Investigating the Role of Spatial Diversity in Selecting Behavioral Patterns of Public Territory (Case Study: Zanjan's Pedestrian Zone)

Document Type : Original Article


1 Ph.D. student of urban planning, Central Tehran branch, Islamic Azad University, Tehran, Iran

2 Associate Professor, Department of Urban Planning, Central Tehran Branch, Islamic Azad University, Tehran, Iran

3 Associate Professor, Department of Urban Planning, Central Tehran Branch, Islamic Azad University of Tehran, Iran


Public territory in cities has always served as a platform for the embodiment of behavioral patterns and interactive human actions in the environment. The qualitative method used in this study is behavioral observation, a modern approach to environmental design and the analysis of public territory, and a method to understand the mutual relationship between people and spaces. This study's main goal was to investigate conditions in which spatial diversity could help form specific behavioral patterns inside public territories. The main study question is: "Which behavioral patterns prevail in the areas under study based on space diversity? And how much do environmental factors contribute to space users' satisfaction? This method was investigated in sample Zanjan's pedestrian zone, the starting point of the city's main historical and commercial routes, subjected to degradation and transformation. The present study was applied and carried out in a survey form. The survey strategy was used to validate the study findings. Views obtained from 50 interviewees led to the extraction of some components constituting the reasons behind visiting a space. Zanjan's pedestrian zone faces a reduced volume of static activity and behavioral patterns in the mid-hours of the day, with the highest volume of traffic taking place from 4 p.m. to 9 p.m. On the other hand, a review of questionnaires on revisiting the space led to the identification of such factors as access to occupations, shopping, spending leisure, and finally, interactions.
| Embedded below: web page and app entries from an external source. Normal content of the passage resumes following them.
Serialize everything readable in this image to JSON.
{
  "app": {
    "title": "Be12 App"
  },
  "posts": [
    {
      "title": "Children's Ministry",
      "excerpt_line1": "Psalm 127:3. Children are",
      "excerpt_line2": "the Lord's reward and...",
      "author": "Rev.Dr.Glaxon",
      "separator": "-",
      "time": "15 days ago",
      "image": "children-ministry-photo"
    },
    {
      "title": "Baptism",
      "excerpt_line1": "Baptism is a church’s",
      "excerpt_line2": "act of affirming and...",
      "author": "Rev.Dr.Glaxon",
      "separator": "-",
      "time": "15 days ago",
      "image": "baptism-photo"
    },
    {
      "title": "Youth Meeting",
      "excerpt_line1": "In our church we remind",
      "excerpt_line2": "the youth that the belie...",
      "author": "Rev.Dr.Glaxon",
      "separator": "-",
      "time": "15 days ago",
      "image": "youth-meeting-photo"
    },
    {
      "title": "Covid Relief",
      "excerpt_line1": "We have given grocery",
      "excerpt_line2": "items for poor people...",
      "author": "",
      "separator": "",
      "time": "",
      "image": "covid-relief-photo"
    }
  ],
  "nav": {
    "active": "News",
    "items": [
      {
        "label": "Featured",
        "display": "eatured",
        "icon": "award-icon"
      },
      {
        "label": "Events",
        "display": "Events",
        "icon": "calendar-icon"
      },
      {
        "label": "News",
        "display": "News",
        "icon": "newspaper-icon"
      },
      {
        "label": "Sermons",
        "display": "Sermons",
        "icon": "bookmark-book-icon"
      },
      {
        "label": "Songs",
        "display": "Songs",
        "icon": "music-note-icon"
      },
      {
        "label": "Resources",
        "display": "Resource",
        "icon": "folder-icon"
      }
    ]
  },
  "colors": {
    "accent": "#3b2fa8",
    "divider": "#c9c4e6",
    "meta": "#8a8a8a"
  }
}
Volume 4, Issue 1 - Serial Number 1
February 2022
Pages 126-145
  • Receive Date: 09 May 2022
  • Revise Date: 20 September 2022
  • Accept Date: 10 December 2022
  • First Publish Date: 10 December 2022